In the past few years, evidence has mounted of widespread loneliness in the U.S., which has been connected to alarming rates of suicide and drug addiction, among much else. To Kay Hymowitz, there is overwhelming reason to believe that behind the loneliness epidemic are the massive social changes that began in the middle of the last century—what sociologists term the Second Demographic Transition (SDT)—bringing about lower fertility, less marriage, more births out of wedlock, and more divorce. She writes:
Postwar baby boomers, born between 1946 and 1964, were Generation Zero for the SDT in the United States. Now shuffling their way into their sixties and seventies, older boomers give a glimpse of the long-term downside of the post-SDT culture. If we had to pick just one word to describe it, “lonely” would do. In widely quoted research, . . . Ashton M. Verdery and Rachel Margolis uncovered a recent surge in the number of “kinless” older adults. Lower fertility translates into fewer siblings, aunts, uncles, and cousins, whether for hospital visits or emergency contacts.

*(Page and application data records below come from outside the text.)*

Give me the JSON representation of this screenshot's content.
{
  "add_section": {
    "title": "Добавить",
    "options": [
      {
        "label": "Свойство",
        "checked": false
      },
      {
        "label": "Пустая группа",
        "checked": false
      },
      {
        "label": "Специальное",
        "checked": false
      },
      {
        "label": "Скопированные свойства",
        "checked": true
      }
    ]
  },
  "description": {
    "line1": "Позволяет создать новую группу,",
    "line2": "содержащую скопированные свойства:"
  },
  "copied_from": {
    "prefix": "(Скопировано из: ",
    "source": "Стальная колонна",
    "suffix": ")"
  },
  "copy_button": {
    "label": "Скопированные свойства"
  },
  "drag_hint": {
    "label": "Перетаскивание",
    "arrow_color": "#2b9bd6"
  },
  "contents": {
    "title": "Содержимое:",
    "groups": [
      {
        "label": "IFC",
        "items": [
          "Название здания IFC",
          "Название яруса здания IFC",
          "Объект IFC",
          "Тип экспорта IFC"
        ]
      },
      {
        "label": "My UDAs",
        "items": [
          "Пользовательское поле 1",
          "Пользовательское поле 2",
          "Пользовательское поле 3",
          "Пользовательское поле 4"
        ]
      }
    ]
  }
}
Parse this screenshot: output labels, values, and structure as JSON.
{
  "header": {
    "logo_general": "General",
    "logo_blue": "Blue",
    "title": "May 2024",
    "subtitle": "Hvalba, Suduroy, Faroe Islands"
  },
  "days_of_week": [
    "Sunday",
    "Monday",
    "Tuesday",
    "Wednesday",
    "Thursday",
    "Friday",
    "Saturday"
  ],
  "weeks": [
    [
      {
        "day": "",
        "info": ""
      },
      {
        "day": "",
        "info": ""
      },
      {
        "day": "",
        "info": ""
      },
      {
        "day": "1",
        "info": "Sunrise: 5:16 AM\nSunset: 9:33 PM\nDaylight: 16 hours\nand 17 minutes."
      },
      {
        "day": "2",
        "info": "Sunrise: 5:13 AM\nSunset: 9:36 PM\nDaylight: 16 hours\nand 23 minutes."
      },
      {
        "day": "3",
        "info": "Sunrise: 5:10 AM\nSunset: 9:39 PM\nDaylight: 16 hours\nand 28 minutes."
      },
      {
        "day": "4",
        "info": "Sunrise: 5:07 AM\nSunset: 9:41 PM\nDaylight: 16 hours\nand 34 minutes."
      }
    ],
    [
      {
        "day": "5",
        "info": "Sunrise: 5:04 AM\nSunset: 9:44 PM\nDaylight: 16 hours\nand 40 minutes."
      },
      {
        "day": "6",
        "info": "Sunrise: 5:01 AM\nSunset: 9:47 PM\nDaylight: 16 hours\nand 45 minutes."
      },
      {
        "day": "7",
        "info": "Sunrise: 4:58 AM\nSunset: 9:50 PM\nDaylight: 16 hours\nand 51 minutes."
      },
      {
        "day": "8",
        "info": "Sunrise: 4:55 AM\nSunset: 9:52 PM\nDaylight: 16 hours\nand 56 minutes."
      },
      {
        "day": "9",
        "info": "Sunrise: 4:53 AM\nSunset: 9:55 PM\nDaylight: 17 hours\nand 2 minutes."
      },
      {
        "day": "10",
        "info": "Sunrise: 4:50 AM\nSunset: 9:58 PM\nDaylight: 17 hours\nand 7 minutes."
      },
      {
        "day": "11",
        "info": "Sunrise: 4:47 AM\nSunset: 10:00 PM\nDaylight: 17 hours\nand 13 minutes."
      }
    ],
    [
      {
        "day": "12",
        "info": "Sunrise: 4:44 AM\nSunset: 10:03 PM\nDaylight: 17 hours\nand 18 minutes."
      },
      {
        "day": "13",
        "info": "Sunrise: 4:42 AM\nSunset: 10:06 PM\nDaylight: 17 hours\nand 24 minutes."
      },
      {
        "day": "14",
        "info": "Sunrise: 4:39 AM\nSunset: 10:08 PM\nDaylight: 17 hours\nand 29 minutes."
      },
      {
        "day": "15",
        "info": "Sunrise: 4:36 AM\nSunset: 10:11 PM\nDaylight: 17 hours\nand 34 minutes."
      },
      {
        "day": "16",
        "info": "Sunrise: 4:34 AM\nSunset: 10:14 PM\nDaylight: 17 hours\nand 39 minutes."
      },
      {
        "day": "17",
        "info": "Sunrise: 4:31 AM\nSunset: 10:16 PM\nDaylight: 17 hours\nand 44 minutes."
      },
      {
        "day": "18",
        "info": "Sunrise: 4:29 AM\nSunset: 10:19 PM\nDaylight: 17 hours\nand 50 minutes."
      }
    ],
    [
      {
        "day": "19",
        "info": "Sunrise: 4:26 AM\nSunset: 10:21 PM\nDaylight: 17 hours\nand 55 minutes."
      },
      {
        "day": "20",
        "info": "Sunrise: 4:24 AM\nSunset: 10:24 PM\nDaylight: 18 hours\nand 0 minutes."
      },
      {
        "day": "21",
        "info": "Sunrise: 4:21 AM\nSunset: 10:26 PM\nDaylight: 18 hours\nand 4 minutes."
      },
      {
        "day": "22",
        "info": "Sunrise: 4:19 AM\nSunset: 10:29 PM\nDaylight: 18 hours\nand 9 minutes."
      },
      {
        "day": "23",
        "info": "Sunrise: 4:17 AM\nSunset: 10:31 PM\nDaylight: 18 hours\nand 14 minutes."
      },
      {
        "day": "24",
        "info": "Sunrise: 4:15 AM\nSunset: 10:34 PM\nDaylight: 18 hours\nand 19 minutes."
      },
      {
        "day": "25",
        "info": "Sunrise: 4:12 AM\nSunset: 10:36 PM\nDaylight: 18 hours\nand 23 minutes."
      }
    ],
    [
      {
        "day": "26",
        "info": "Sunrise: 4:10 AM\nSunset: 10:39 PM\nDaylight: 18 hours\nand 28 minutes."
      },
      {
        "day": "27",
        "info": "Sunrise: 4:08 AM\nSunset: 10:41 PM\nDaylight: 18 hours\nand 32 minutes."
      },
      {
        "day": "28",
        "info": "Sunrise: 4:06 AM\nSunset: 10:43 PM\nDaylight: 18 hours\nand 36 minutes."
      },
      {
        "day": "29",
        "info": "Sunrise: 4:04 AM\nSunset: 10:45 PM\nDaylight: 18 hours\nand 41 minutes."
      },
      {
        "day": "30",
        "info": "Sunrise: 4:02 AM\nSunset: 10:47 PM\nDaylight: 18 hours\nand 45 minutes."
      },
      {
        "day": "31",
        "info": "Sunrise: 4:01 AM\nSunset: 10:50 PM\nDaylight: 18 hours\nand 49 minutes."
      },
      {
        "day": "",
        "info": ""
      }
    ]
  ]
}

A jump in the number of never-married and divorced adults is also part of the kinlessness story. [Verdery and Margolis] don’t mention cohabitation, but it’s a key ingredient in the rise of kinlessness. Superficially, cohabitation looks roughly equivalent to marriage; couples live together as “husband and wife,” sharing a bed, living space, meals, and, in many cases, children, but without the ring and city-hall certificate. In reality, especially in the U.S., shacking up is a kind of marriage-lite that has added to the tenuousness of post-transition relations. Cohabiting couples break up faster and more often than marrieds. Separated, cohabiting fathers are more likely to withdraw from their kids’ lives than previously married and divorced dads, who are already more unreliable than married dads still in the house. . . .
In translating family formation into a strictly private matter, the SDT whistled past a critical fact of our history—namely, that kinship has been the most powerful glue of human groups since Homo sapiens first discovered the mother-in-law. . . . [T]hough marriage has shape-shifted over the centuries and across cultures, it has always defined those people—spouses, parents, children, grandparents, siblings, in-laws—to whom we owe special attention and mutual protection. That would explain why cohabiting couples, even those with children, don’t have the same support from extended family as married couples with children. Marriage creates kin; cohabitation does not.